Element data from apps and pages
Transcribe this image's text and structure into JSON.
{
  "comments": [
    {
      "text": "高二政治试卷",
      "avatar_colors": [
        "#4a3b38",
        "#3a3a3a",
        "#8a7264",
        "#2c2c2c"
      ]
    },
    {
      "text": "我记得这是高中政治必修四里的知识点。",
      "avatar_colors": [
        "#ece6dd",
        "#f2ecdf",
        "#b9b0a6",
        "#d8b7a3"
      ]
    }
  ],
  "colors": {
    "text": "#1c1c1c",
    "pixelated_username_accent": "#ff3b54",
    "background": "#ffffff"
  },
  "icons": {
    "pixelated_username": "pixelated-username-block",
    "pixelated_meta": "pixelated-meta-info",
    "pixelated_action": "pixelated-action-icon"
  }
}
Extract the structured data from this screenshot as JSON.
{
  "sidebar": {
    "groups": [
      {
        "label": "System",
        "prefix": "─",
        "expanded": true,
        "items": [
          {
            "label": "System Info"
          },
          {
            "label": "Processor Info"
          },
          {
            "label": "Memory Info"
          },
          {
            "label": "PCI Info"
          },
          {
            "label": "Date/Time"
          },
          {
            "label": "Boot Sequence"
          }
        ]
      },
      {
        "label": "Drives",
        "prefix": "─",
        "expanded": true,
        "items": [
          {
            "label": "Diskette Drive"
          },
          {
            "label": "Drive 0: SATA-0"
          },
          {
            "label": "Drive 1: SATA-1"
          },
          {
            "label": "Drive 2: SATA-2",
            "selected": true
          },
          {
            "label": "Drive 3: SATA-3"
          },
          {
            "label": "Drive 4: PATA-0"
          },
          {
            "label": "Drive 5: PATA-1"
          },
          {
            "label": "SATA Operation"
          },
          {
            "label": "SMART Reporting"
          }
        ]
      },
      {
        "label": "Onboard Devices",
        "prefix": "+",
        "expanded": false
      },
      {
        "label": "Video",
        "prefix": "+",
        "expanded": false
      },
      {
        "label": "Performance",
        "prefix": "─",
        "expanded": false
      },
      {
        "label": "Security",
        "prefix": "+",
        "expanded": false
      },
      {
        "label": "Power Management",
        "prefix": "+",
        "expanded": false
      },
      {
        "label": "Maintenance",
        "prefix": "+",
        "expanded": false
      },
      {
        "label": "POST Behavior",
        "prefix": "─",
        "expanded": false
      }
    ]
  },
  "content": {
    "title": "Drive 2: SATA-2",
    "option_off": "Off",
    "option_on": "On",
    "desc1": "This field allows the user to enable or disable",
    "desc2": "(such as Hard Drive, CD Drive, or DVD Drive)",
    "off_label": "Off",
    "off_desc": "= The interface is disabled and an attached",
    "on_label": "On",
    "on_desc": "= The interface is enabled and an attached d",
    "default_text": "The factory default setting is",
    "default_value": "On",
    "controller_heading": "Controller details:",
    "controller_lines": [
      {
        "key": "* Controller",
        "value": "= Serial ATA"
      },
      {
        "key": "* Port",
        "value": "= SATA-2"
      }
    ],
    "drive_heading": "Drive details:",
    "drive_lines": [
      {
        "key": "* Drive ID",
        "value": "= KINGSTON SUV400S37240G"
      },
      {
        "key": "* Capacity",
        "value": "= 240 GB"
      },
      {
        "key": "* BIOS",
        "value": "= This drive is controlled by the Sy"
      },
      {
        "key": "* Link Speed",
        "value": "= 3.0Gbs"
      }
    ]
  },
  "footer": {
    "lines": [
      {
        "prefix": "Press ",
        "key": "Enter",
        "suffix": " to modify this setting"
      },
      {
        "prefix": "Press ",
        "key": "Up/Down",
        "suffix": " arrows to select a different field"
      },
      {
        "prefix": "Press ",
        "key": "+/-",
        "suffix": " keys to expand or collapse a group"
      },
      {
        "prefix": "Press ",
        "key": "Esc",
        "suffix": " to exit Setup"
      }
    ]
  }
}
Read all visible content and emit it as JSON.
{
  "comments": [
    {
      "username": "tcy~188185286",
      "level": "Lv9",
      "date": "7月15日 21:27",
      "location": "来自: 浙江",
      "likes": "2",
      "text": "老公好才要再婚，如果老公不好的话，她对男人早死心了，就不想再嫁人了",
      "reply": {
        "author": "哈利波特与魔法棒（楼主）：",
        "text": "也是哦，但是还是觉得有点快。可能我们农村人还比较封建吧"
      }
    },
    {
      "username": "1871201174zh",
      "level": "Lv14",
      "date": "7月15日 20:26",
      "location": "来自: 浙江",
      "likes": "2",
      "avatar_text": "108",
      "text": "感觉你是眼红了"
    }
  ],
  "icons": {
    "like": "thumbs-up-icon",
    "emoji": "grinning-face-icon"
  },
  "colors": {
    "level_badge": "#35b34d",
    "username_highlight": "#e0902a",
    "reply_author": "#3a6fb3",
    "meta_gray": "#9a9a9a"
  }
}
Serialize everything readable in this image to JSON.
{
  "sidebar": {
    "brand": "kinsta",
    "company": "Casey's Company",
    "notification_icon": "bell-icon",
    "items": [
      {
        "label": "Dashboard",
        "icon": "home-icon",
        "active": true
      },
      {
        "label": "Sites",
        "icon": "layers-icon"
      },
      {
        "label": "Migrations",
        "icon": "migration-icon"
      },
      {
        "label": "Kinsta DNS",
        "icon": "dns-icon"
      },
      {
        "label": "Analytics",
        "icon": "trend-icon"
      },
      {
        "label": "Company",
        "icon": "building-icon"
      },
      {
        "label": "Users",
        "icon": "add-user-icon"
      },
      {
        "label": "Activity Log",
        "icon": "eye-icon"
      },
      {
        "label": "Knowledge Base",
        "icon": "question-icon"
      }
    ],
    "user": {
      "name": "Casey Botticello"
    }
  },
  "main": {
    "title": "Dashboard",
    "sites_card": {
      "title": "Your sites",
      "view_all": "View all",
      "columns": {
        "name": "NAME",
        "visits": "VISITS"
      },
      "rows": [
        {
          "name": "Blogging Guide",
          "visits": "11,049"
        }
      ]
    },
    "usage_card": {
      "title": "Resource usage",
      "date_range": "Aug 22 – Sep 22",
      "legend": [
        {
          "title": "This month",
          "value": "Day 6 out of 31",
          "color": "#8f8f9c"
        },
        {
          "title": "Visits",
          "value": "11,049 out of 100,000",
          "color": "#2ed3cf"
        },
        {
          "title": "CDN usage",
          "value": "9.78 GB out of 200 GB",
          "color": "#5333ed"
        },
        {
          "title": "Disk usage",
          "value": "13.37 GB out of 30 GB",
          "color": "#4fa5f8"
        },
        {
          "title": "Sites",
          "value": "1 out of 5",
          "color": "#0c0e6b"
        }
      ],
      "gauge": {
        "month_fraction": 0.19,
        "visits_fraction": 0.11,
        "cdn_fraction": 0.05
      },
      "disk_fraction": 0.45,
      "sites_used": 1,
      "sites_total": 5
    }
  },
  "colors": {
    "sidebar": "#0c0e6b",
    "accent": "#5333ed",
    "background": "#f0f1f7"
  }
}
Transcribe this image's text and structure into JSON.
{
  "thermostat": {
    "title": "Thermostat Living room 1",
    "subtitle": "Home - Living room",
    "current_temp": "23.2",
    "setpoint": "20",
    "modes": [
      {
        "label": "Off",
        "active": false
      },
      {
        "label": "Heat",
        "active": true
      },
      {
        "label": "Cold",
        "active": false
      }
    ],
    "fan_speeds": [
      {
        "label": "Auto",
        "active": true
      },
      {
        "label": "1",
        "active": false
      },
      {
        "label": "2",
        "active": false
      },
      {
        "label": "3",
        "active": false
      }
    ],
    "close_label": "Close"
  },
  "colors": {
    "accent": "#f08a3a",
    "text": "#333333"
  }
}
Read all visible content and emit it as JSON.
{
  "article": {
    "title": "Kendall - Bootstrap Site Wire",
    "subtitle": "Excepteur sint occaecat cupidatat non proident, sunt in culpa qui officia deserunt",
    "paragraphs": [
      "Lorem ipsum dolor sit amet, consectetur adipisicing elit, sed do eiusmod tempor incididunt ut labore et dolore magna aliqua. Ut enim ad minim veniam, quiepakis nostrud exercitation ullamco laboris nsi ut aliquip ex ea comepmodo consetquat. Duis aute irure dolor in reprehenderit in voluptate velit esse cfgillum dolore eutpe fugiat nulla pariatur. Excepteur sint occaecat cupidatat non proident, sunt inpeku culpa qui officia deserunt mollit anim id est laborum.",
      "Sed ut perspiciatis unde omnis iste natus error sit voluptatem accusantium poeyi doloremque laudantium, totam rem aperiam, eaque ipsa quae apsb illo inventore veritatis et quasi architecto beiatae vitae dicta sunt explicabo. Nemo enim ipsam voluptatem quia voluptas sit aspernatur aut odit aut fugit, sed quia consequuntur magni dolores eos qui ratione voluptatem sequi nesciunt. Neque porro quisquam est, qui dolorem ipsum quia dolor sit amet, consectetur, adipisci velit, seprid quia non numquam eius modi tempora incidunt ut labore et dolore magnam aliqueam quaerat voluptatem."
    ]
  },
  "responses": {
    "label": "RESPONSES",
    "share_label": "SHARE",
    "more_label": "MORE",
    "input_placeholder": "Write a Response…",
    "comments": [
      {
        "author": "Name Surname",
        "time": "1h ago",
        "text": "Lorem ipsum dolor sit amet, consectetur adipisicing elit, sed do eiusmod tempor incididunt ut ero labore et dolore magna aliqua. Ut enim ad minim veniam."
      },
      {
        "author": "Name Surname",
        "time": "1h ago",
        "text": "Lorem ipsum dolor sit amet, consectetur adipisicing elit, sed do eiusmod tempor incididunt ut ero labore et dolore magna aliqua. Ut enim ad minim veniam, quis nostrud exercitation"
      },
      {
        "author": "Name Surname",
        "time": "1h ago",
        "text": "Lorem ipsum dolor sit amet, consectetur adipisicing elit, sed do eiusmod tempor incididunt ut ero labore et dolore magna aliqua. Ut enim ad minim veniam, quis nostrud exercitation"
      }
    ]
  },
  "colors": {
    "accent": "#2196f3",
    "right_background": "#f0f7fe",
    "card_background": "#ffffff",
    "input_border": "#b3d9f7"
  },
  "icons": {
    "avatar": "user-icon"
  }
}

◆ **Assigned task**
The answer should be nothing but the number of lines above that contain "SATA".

◆ **Reply**
7